* **WHAT THE TASK REQUIRES**
Would you retype every line below without changing anything?
** PROVIDED INFORMATION follows **
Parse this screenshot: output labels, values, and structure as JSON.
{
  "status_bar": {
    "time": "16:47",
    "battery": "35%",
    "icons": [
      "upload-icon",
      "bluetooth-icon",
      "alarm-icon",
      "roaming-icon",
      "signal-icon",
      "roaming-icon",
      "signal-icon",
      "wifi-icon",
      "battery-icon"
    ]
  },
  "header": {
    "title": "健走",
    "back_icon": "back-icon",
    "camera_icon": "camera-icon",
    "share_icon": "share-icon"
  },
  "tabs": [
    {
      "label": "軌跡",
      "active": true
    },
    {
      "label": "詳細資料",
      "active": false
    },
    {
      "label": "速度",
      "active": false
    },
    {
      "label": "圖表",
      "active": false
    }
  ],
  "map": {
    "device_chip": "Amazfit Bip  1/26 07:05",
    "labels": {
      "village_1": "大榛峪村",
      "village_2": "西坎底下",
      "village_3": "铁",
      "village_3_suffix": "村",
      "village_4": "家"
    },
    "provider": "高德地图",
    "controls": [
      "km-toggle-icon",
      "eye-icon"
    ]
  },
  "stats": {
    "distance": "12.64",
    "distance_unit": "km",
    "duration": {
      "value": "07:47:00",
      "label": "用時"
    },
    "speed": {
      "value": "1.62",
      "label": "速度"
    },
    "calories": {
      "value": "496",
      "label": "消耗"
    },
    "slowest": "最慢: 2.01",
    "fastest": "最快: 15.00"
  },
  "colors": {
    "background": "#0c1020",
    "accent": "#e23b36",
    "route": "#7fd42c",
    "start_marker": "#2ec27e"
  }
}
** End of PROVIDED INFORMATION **
* **OUTPUT OF THE EXERCISE**
Parse this screenshot: output labels, values, and structure as JSON.
{
  "status_bar": {
    "time": "16:47",
    "battery": "35%",
    "icons": [
      "upload-icon",
      "bluetooth-icon",
      "alarm-icon",
      "roaming-icon",
      "signal-icon",
      "roaming-icon",
      "signal-icon",
      "wifi-icon",
      "battery-icon"
    ]
  },
  "header": {
    "title": "健走",
    "back_icon": "back-icon",
    "camera_icon": "camera-icon",
    "share_icon": "share-icon"
  },
  "tabs": [
    {
      "label": "軌跡",
      "active": true
    },
    {
      "label": "詳細資料",
      "active": false
    },
    {
      "label": "速度",
      "active": false
    },
    {
      "label": "圖表",
      "active": false
    }
  ],
  "map": {
    "device_chip": "Amazfit Bip  1/26 07:05",
    "labels": {
      "village_1": "大榛峪村",
      "village_2": "西坎底下",
      "village_3": "铁",
      "village_3_suffix": "村",
      "village_4": "家"
    },
    "provider": "高德地图",
    "controls": [
      "km-toggle-icon",
      "eye-icon"
    ]
  },
  "stats": {
    "distance": "12.64",
    "distance_unit": "km",
    "duration": {
      "value": "07:47:00",
      "label": "用時"
    },
    "speed": {
      "value": "1.62",
      "label": "速度"
    },
    "calories": {
      "value": "496",
      "label": "消耗"
    },
    "slowest": "最慢: 2.01",
    "fastest": "最快: 15.00"
  },
  "colors": {
    "background": "#0c1020",
    "accent": "#e23b36",
    "route": "#7fd42c",
    "start_marker": "#2ec27e"
  }
}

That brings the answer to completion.